Newborn screening with enzymatic testing can effectively detect Fabry disease in infants, a four-year study by the public health system in the U.S. state of Missouri suggests.
The study, “Incidence of 4 Lysosomal Storage Disorders From 4 Years of Newborn Screening,” was published in the journal JAMA Pediatrics.
The report describes the efficiency of newborn screening tests in identifying carriers of lysosomal storage disorders, including Fabry, Gaucher, MPS I, and Pompe diseases. Missouri is one of the U.S. states that screens for more rare disorders than those listed in the Recommended Uniform Screening Panel suggested by the U.S. Department of Health and Human Services, a federal agency.
To screen for lysosomal storage disorders, Missouri’s Public Health Laboratory tests for the activity of the enzyme that is defective in a particular disease. For Fabry disease, the test measures the activity of α-galactosidase (GLA), the missing enzyme in Fabry patients.
In what was described by researchers as the longest study to determine the incidence rates of lysosomal disorders in the U.S., screening tests of all infants born in Missouri from 2013 to 2017 were analyzed. Approximately 308,000 newborns were screened.
All four lysosomal storage disorders were screened at the same time for each newborn, using only a single dried blood sample from each child.
Samples testing positive for any disorder were referred for subsequent diagnostic genetic testing and follow-up. A total of 133 infants were identified as having one of the disorders.
Fabry screens tested positive in 179 newborns, of whom 94 were confirmed to have the disease. One had a pseudodeficiency — an altered enzyme but no signs of disease — and six had a genetic alteration of unknown significance or disease onset.

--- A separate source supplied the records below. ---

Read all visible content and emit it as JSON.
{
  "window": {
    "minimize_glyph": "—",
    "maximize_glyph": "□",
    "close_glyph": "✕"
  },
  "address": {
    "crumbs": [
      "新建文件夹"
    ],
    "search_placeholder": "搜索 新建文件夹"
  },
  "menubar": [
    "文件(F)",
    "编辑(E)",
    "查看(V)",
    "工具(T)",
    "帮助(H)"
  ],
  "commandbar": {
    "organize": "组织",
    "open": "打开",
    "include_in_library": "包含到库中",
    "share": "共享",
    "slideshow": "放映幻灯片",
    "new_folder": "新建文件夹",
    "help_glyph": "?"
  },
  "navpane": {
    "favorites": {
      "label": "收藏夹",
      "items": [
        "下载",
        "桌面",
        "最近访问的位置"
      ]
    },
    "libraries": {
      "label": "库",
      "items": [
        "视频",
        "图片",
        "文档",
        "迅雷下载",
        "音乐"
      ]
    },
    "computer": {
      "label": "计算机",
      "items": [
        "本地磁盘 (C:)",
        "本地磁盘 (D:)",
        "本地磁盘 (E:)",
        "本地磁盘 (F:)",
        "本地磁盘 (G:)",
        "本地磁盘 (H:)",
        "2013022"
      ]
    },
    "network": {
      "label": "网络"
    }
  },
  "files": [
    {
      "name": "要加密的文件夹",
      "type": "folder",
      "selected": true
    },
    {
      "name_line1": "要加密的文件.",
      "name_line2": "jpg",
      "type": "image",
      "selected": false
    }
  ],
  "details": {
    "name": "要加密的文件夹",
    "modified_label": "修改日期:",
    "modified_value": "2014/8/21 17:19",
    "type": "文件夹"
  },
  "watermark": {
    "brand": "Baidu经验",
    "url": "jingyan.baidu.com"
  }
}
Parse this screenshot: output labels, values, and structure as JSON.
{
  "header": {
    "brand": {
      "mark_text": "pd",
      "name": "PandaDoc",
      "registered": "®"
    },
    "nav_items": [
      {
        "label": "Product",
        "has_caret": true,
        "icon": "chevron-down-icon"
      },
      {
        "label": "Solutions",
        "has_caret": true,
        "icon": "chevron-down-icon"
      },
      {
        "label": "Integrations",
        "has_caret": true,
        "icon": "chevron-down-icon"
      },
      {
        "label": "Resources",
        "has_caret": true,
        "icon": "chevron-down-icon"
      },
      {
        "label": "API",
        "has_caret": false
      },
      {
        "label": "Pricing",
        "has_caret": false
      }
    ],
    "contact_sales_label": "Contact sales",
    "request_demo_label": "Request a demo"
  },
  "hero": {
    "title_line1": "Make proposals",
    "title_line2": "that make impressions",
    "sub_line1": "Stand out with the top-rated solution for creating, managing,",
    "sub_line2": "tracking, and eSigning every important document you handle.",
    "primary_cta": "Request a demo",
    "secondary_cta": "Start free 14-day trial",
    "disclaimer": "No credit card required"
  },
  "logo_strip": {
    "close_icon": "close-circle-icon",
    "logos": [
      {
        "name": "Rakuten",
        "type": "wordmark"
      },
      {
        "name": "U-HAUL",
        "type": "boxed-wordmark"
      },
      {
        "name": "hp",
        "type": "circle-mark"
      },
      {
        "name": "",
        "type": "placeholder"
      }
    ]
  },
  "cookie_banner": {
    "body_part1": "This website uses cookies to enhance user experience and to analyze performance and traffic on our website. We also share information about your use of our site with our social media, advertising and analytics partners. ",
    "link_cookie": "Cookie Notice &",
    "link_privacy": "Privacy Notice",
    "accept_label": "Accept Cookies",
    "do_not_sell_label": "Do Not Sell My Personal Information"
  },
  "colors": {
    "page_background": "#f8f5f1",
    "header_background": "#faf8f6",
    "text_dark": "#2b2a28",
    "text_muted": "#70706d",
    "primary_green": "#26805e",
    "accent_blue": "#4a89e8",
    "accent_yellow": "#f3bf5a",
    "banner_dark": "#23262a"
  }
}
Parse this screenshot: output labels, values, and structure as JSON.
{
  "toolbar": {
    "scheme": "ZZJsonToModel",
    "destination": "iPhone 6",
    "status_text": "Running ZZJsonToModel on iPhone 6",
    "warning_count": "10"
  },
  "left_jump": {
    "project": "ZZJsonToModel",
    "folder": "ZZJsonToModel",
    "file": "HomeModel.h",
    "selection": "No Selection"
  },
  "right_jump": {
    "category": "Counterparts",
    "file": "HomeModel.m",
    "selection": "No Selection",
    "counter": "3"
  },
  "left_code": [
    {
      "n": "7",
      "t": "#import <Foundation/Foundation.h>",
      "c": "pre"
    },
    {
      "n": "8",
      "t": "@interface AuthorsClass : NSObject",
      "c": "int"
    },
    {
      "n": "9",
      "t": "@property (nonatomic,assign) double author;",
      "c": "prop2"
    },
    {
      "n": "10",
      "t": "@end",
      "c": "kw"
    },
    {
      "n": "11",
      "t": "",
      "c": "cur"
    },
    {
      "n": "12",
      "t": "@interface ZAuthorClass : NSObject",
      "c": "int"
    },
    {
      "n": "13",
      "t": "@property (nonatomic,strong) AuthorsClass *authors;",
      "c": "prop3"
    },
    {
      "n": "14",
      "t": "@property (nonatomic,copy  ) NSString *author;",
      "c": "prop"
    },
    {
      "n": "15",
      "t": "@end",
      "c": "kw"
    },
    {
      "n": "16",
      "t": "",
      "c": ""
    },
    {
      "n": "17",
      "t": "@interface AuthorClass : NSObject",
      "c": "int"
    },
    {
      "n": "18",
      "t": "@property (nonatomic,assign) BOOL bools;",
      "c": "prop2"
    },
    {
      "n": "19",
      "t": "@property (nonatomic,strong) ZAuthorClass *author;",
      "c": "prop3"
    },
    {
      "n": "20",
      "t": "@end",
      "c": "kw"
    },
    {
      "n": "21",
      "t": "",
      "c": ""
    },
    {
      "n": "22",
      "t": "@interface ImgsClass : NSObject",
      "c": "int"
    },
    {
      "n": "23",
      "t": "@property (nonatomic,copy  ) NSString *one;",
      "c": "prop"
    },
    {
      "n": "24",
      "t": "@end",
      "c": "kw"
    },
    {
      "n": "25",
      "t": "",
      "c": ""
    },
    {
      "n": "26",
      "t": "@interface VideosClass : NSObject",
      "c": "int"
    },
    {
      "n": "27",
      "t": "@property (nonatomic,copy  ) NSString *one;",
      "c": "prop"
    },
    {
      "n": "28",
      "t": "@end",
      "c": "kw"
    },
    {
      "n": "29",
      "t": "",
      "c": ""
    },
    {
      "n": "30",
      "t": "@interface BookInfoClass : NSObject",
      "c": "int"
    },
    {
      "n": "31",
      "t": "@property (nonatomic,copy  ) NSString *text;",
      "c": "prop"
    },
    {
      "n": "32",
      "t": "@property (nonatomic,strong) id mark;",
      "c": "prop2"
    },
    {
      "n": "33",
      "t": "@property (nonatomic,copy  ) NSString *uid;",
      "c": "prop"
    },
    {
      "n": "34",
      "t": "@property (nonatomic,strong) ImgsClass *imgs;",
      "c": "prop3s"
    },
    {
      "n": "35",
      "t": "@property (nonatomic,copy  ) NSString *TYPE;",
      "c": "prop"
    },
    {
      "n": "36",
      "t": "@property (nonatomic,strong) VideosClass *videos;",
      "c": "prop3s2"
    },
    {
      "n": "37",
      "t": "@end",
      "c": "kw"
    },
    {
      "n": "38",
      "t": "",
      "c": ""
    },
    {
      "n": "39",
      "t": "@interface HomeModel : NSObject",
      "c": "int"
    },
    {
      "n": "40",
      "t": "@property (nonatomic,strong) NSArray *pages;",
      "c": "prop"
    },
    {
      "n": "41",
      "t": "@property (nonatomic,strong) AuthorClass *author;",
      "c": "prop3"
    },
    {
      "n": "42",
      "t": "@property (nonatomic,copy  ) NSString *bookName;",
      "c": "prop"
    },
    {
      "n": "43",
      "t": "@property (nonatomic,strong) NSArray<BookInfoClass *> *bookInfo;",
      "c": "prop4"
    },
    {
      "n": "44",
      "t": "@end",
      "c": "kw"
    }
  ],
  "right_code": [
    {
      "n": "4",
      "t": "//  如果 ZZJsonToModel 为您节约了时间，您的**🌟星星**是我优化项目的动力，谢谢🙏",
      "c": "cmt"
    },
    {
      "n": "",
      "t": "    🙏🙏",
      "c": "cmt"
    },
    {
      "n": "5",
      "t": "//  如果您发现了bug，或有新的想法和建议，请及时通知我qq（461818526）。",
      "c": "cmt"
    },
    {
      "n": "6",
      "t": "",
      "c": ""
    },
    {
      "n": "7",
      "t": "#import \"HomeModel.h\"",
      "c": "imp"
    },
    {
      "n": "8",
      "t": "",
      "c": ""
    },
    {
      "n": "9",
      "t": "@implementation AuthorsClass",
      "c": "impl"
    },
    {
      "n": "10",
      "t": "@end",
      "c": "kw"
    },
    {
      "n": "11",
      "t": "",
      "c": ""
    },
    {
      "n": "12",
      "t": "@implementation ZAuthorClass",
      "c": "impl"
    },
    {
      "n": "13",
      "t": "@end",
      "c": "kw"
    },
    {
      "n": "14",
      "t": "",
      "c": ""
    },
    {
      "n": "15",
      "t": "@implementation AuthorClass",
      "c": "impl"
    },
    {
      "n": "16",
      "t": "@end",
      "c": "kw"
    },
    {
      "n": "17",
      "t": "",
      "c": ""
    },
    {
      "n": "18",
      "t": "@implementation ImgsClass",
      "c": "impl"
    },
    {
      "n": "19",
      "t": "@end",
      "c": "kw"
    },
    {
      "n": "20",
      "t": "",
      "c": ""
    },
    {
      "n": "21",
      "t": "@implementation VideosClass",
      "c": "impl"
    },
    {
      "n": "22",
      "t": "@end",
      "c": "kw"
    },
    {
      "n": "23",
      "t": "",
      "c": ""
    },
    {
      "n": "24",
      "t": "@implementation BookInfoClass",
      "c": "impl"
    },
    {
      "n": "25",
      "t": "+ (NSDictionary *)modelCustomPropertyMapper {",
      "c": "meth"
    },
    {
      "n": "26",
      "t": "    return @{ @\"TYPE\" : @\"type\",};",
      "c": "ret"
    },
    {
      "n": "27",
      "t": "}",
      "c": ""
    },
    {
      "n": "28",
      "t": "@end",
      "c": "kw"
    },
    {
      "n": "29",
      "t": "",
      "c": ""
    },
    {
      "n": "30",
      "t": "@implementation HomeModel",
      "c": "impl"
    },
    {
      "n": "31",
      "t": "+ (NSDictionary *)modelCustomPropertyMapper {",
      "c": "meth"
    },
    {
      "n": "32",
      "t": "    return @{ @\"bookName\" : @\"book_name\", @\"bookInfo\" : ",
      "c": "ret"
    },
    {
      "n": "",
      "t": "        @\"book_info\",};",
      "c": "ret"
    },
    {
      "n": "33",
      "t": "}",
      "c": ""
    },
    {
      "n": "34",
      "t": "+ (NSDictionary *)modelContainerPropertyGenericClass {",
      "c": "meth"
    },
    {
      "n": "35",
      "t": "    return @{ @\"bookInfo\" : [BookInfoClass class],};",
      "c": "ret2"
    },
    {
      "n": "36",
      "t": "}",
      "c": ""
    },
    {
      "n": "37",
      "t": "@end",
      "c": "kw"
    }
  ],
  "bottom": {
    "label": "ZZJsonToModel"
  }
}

A total of 66 infants were false-positives, and 12 samples were either lost to follow-up or further testing was declined.
During the long study period, the incidence rate of Fabry disease in Missouri was 1 in every 3,277 infants born, a frequency comparable to that reported in a similar study in Taiwan.
Newborn screening appears to be a highly reliable test that does not miss positive carriers. To date, none of the infants that tested negative in the screening were later diagnosed with one of the lysosomal storage disorders.
The predictive value of the screening for Fabry disease was 60 percent, meaning that among all those who tested positive in the screen, 60 percent were later confirmed to have the disorder or had a genetic alteration of unknown significance.
Screening helps physicians and families obtain an early diagnosis, which is essential to decide on therapeutic interventions before disease onset and progression.
It also identifies infants with genetic alterations of unknown consequences. These infants need continual follow-up to monitor for potential late-onset disorders, researchers say.
This enzymatic screening method also has technical advantages. It “streamlines the workflow, makes efficient use of limited newborn screening materials, technical staff, and laboratory space, and allows a same-day turn-around time,” the researchers noted.